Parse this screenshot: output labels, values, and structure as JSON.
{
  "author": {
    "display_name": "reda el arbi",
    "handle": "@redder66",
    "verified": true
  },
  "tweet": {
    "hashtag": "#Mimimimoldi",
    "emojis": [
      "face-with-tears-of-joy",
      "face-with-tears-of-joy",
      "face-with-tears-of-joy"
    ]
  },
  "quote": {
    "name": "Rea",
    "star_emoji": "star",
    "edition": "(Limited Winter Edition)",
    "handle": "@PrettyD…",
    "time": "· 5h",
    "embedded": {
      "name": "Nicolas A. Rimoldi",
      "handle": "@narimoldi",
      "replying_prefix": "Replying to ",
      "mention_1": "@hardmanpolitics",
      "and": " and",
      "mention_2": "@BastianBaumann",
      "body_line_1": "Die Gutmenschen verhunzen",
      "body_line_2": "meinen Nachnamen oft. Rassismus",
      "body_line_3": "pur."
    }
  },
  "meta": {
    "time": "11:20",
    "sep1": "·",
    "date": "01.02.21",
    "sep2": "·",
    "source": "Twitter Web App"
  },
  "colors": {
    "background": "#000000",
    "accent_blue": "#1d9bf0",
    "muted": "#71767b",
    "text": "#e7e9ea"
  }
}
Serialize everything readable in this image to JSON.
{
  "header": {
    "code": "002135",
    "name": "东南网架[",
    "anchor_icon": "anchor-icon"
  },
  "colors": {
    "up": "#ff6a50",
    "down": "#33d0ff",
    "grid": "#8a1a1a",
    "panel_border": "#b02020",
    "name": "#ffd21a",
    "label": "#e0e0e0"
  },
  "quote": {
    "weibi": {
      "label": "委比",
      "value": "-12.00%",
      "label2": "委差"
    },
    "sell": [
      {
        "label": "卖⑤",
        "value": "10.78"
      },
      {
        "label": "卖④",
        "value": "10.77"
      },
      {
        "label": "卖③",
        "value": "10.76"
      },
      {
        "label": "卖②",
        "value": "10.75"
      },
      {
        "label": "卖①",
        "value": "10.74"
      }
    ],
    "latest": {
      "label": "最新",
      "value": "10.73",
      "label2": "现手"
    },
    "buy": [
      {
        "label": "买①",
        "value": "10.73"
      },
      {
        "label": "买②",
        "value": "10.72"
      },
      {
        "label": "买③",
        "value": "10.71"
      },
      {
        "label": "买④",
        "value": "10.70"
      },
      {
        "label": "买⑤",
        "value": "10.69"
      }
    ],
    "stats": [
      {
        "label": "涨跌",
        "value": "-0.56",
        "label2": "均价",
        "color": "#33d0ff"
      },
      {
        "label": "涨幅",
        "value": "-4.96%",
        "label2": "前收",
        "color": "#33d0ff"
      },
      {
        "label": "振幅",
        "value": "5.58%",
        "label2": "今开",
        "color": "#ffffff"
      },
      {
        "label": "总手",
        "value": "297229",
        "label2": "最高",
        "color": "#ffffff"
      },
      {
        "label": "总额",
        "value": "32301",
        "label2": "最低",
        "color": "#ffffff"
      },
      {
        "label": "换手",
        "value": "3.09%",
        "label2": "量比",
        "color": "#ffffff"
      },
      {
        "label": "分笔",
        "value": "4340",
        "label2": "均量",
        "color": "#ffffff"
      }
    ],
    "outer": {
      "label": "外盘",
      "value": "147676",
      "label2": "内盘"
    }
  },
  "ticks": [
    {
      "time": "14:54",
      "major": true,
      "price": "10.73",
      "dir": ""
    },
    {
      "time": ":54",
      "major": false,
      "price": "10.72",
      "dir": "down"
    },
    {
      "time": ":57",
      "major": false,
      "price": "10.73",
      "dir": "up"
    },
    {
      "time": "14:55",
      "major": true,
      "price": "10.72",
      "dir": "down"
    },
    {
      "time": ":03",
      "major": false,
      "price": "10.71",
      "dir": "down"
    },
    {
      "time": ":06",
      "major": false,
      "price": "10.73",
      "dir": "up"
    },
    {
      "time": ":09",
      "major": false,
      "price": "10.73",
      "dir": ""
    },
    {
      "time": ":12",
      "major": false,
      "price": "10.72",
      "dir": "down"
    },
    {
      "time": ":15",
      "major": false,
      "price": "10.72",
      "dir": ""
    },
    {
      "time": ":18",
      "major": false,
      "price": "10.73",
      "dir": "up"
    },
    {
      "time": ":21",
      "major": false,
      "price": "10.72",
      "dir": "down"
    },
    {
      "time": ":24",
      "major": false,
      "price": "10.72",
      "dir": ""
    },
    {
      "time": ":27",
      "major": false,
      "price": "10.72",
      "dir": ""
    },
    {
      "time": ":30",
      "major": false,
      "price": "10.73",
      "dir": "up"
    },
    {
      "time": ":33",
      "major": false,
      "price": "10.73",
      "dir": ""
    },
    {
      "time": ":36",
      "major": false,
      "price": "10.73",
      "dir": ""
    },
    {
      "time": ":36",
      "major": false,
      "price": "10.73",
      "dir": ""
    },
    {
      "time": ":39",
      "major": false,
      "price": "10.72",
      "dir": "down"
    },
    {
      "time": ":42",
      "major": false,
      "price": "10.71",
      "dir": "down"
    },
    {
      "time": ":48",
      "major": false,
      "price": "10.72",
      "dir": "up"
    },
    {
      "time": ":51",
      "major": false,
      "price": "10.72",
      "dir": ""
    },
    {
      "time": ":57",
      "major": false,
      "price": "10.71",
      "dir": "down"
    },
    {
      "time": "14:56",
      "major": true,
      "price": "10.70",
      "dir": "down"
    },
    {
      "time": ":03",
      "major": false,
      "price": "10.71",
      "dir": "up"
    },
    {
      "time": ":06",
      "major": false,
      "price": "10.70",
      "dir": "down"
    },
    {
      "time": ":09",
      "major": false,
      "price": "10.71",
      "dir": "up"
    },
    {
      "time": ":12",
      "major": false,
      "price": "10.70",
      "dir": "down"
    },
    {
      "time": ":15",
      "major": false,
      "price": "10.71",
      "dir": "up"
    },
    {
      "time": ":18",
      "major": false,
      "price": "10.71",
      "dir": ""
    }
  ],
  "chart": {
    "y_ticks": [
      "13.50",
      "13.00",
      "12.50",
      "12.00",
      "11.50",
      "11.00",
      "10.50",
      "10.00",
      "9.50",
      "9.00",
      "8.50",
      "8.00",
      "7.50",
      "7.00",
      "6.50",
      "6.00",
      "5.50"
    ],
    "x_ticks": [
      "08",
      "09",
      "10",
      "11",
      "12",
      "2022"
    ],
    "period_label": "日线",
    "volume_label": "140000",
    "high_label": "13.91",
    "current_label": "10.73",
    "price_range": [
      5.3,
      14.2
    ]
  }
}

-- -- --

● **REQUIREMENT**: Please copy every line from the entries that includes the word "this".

● **RESULT BELOW**:
Parse this screenshot: output labels, values, and structure as JSON.
Serialize everything readable in this image to JSON.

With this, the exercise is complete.